** What you have to do **
Which of the lines below include "name"? Each one should be copied out.

^^^^

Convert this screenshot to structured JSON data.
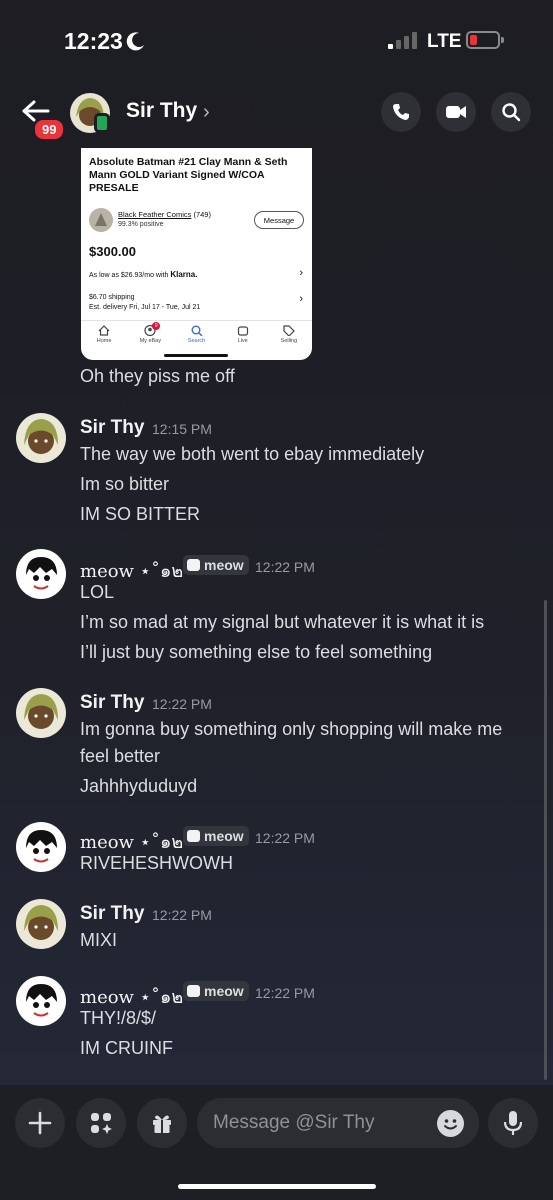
{
  "status_bar": {
    "time": "12:23",
    "network": "LTE"
  },
  "header": {
    "badge": "99",
    "name": "Sir Thy"
  },
  "embed": {
    "title": "Absolute Batman #21 Clay Mann & Seth Mann GOLD Variant Signed W/COA PRESALE",
    "seller": "Black Feather Comics",
    "seller_count": "(749)",
    "positive": "99.3% positive",
    "message_button": "Message",
    "price": "$300.00",
    "klarna_prefix": "As low as $26.93/mo with ",
    "klarna_brand": "Klarna.",
    "shipping": "$6.70 shipping",
    "delivery": "Est. delivery Fri, Jul 17 - Tue, Jul 21",
    "nav": [
      "Home",
      "My eBay",
      "Search",
      "Live",
      "Selling"
    ],
    "nav_badge": "9"
  },
  "messages": {
    "m0": "Oh they piss me off",
    "g1": {
      "user": "Sir Thy",
      "time": "12:15 PM",
      "lines": [
        "The way we both went to ebay immediately",
        "Im so bitter",
        "IM SO BITTER"
      ]
    },
    "g2": {
      "user": "მეოც ⋆˚๑๒",
      "user_display": "meow ⋆˚๑๒",
      "tag": "meow",
      "time": "12:22 PM",
      "lines": [
        "LOL",
        "I’m so mad at my signal but whatever it is what it is",
        "I’ll just buy something else to feel something"
      ]
    },
    "g3": {
      "user": "Sir Thy",
      "time": "12:22 PM",
      "lines": [
        "Im gonna buy something only shopping will make me",
        "feel better",
        "Jahhhyduduyd"
      ]
    },
    "g4": {
      "user_display": "meow ⋆˚๑๒",
      "tag": "meow",
      "time": "12:22 PM",
      "lines": [
        "RIVEHESHWOWH"
      ]
    },
    "g5": {
      "user": "Sir Thy",
      "time": "12:22 PM",
      "lines": [
        "MIXI"
      ]
    },
    "g6": {
      "user_display": "meow ⋆˚๑๒",
      "tag": "meow",
      "time": "12:22 PM",
      "lines": [
        "THY!/8/$/",
        "IM CRUINF"
      ]
    }
  },
  "composer": {
    "placeholder": "Message @Sir Thy"
  }
}
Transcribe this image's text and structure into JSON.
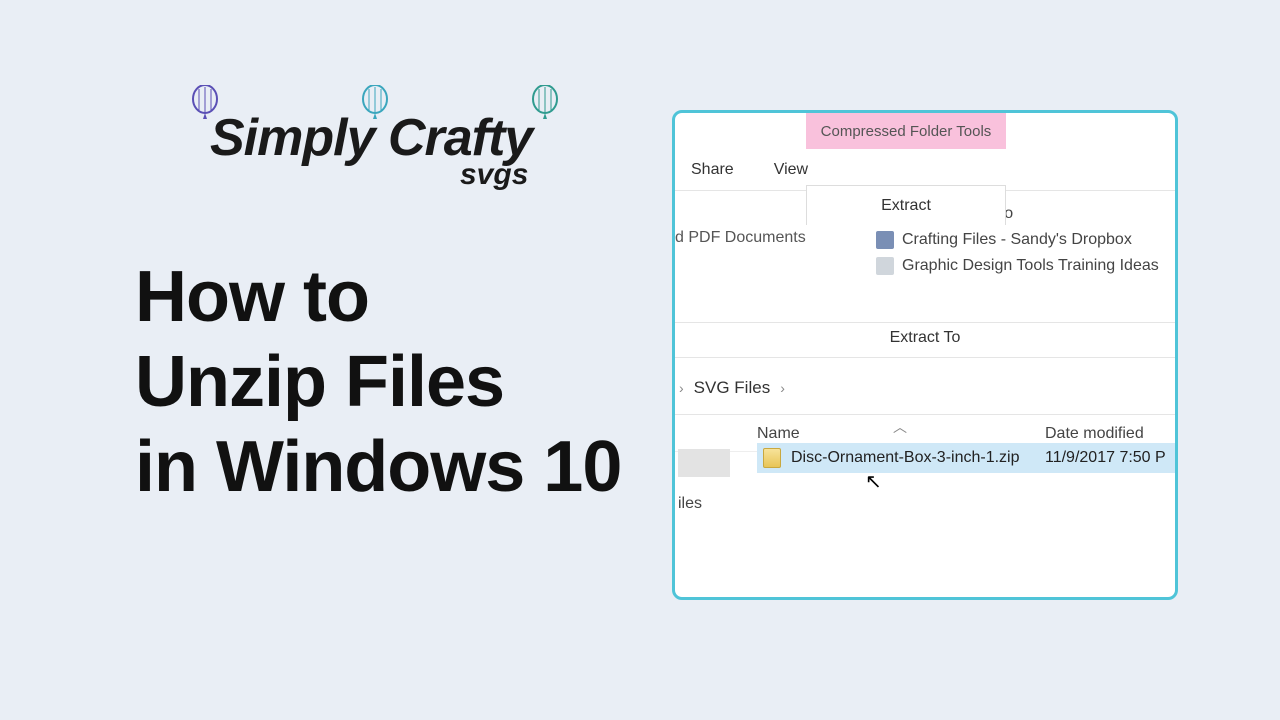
{
  "logo": {
    "main": "Simply Crafty",
    "sub": "svgs"
  },
  "headline": {
    "line1": "How to",
    "line2": "Unzip Files",
    "line3": "in Windows 10"
  },
  "explorer": {
    "context_header": "Compressed Folder Tools",
    "tabs": {
      "share": "Share",
      "view": "View",
      "extract": "Extract"
    },
    "extract_panel": {
      "left_fragment": "d PDF Documents",
      "destinations": [
        "Z-Business Info",
        "Crafting Files - Sandy's Dropbox",
        "Graphic Design Tools Training Ideas"
      ],
      "group_label": "Extract To"
    },
    "breadcrumb": {
      "folder": "SVG Files"
    },
    "columns": {
      "name": "Name",
      "date": "Date modified"
    },
    "sidebar_fragment": "iles",
    "file": {
      "name": "Disc-Ornament-Box-3-inch-1.zip",
      "date": "11/9/2017 7:50 P"
    }
  }
}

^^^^

** Solved exercise **
    "name": "Sir Thy"
      "name": "Name",
      "name": "Disc-Ornament-Box-3-inch-1.zip",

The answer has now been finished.